Before putting out one box of knick-knacks or rack of clothing onto their front yard on Tuesday, the Cotton family obtained a permit from the City of Turlock to hold a small garage sale. The Cotton family was one of only about a dozen homes that obtained the mandatory $15 permit for that particular day. While the Cottons followed the city ordinance pertaining to yard sales, not all do. In just a mile radius of East Avenue to Main Street the Turlock Journal discovered three unpermitted sales on that same day.
Obtaining a garage/yard sale permit may seem an arduous undertaking to some, but it is for the benefit of everyone, said Turlock Police Department Neighborhood Services Supervisor Bob Boyd.
According to Boyd, the purpose of the garage sale permits is not to raise revenue for the city but to prohibit excessive yard or garage sales.
“The permits are about controlling the number of sales at one residence.
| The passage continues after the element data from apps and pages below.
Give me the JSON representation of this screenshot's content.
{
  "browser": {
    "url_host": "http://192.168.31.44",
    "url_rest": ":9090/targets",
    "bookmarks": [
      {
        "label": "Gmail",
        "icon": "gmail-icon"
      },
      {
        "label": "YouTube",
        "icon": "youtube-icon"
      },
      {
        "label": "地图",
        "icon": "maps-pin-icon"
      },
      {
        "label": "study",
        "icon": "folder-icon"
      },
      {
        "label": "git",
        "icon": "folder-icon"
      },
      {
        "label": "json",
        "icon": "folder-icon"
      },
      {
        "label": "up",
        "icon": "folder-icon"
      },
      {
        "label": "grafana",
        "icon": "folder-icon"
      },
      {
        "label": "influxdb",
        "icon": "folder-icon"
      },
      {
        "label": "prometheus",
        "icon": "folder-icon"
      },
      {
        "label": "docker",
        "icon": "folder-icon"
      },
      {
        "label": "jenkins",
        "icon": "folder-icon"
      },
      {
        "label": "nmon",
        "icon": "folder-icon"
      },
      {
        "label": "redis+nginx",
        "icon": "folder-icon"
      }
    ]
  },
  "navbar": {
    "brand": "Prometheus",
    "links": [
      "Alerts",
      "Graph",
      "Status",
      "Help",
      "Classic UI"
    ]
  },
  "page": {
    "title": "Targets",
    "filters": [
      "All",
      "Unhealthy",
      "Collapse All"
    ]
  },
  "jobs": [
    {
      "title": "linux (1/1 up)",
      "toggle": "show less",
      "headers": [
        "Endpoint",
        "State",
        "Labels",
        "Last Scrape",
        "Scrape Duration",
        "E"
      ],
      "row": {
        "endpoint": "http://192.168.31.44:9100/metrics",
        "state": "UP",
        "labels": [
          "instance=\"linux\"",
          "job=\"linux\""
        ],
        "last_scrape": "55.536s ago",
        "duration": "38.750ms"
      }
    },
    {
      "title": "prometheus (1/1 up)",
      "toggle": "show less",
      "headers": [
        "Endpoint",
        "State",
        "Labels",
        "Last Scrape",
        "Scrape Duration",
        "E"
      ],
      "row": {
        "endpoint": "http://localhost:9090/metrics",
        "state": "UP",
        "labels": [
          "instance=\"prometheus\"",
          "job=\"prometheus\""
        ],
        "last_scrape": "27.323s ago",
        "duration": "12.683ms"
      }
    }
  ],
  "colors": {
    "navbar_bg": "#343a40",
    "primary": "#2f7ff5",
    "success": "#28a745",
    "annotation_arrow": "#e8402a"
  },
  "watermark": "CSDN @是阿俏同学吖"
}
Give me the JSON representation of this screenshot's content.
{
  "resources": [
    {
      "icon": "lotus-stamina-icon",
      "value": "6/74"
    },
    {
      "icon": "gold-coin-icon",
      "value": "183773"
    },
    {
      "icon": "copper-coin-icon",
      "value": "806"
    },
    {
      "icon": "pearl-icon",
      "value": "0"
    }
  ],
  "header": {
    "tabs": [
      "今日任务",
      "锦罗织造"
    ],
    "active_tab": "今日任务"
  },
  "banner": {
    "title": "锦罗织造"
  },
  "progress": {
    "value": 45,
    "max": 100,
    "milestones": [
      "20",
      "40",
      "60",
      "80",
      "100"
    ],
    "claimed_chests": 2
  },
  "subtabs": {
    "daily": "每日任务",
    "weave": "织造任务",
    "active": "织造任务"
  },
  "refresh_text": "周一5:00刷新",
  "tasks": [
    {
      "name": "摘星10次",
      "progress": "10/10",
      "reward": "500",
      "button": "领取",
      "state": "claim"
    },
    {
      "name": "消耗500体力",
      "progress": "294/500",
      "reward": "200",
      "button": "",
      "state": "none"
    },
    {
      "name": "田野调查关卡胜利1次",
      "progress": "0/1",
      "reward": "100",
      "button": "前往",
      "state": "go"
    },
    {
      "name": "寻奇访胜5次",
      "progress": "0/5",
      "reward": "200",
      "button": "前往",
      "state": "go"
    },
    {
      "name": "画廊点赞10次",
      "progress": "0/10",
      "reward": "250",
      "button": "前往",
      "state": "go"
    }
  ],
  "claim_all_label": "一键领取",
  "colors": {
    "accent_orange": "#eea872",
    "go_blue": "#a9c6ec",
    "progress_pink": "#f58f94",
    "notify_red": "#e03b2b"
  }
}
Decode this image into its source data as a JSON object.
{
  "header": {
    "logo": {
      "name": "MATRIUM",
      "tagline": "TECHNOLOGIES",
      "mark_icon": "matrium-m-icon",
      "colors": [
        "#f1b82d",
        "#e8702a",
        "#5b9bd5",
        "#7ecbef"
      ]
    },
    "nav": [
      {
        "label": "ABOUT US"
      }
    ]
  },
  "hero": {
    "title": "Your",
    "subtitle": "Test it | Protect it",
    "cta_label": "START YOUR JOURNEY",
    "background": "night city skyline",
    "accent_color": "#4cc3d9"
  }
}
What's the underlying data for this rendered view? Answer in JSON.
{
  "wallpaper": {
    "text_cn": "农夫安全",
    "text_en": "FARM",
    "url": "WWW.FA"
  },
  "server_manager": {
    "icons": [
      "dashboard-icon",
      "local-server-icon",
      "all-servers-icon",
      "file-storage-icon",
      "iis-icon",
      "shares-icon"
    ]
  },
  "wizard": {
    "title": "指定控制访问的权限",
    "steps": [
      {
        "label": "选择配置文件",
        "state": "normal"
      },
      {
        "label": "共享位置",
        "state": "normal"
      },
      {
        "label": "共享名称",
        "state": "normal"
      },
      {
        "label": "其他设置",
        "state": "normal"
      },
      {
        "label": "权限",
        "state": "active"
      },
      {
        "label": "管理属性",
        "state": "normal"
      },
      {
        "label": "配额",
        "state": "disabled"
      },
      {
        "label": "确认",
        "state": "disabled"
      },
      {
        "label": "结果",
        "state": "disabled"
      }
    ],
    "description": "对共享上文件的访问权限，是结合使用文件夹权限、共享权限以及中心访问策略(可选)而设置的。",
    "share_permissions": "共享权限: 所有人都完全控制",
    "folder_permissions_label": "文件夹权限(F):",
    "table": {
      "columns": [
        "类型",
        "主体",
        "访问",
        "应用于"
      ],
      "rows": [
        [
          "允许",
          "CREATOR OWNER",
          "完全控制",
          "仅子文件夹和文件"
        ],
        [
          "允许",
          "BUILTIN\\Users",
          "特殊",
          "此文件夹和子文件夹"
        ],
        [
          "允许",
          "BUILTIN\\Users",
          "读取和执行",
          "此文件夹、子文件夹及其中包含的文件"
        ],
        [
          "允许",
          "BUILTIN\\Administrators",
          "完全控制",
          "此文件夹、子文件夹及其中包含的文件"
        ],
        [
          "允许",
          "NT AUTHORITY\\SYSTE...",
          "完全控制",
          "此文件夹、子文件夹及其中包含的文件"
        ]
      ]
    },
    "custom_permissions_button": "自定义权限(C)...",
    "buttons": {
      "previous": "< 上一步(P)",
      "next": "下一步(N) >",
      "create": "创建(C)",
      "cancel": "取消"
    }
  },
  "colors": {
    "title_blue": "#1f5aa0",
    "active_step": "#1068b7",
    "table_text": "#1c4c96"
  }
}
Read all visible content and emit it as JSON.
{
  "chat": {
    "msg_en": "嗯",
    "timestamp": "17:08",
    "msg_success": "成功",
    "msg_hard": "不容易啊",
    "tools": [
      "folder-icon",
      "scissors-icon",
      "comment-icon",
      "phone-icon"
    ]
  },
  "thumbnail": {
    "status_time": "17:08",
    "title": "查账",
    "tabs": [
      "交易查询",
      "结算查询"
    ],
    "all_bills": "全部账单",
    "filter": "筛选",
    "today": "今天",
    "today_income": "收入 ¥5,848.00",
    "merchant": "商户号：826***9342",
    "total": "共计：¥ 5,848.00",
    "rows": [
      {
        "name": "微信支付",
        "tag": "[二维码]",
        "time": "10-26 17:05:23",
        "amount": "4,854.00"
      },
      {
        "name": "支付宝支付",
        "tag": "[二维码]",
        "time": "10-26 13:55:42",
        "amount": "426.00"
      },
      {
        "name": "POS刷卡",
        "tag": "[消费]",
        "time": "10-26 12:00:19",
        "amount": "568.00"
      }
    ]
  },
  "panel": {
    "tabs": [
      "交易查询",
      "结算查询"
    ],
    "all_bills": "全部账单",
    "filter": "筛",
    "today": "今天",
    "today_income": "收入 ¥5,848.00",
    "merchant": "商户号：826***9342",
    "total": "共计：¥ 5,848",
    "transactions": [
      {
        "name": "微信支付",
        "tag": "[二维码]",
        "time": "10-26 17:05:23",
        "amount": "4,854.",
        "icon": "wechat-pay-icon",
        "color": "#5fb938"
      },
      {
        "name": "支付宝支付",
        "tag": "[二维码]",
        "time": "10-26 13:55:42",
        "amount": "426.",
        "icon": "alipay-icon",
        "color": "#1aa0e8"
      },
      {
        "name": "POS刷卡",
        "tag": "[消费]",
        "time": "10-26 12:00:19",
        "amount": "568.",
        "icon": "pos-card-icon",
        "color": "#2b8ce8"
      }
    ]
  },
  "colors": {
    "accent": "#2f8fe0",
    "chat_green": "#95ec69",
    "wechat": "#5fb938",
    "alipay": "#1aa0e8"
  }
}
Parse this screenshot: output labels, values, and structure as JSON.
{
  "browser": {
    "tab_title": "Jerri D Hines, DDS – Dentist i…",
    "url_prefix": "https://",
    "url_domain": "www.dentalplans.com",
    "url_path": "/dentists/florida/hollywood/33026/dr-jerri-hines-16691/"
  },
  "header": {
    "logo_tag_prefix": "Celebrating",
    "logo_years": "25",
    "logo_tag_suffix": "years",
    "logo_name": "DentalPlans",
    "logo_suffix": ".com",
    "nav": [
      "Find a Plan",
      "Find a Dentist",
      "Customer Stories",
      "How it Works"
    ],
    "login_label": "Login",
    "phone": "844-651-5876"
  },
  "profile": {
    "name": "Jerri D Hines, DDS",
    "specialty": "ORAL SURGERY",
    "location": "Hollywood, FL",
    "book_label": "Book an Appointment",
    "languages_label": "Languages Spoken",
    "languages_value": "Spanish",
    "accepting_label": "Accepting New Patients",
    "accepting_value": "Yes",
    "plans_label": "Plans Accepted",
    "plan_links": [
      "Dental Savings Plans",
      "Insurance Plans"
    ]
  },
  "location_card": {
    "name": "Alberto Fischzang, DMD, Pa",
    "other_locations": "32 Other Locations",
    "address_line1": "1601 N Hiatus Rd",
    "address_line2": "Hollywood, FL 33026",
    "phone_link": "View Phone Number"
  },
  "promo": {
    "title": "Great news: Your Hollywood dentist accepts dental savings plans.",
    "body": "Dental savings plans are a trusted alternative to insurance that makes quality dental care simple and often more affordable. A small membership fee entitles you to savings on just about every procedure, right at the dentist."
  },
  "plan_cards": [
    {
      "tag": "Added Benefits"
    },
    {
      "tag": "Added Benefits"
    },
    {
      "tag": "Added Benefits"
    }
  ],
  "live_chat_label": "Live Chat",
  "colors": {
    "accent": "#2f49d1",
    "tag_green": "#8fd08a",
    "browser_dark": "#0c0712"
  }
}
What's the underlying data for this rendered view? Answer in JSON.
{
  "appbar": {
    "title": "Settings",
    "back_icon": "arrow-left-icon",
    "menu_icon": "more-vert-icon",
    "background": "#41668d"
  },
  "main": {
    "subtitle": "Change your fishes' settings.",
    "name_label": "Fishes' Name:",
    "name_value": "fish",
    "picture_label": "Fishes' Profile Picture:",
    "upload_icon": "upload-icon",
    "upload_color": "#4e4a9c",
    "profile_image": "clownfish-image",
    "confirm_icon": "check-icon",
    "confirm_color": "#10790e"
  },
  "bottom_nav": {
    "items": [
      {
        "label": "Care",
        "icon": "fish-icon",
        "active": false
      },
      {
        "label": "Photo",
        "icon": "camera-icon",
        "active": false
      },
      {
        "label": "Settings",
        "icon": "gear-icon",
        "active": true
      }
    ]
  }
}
If you’ve ever lived next to someone who has garage sales every day or weekend then you know how destructive they can be,” he said.
The Cotton family said they know first-hand the annoyance of a neighbor who has excessive sales. According to the family mother, who did not wish to be identified, a home across the street from them has yard sales every weekend without regard to the permit law.
“They just drop stuff off by the carload and they even leave stuff out overnight. It looks really bad and brings a lot of people in and they park all up and down the street,” she said.
The Turlock Journal approached three houses that held unpermitted sales on Tuesday. Two of the sellers were aware of the permit mandate.
Boyd said Turlock Police officers actively check to see if sales are permitted on a regular and even daily basis. This month alone there have been 216 permits sold and so far this year zero citations have been handed to violators.
“Typically, when we visit the homes we let them know they need a permit and if they don’t have one they can go down to the office and get one, but usually they just shut it down,” said Boyd. “The permit process is not about punishing violators, it’s about education and compliance.”
Some see the need for a yard sale permit as completely unnecessary. One woman who was holding a yard sale off Colorado Avenue had a strong opinion of the permit process.
“It is just one more thing the City of Turlock does to jerk you around. It’s hard enough to start a business in this town but they want to get involved into yard sales too. This is our first yard sale in three years,” she said.
Another man who held a sale on Minaret Avenue said the permits are impeding people’s right to make money.
“So if we have a yard sale and the permit fee is $15 but we only make $30 then we’ve cut our profit by 50 percent just because the city wants their money. This is a tough economy and people are trying to feed themselves and sometimes you just have to take a chance and have a sale and hope the cops don’t show up,” said the man.
Permits for garage sales are only issued twice per calendar year. Consequences for permit violations can range from verbal warnings to a $100 fine to court appearance and possible further fines.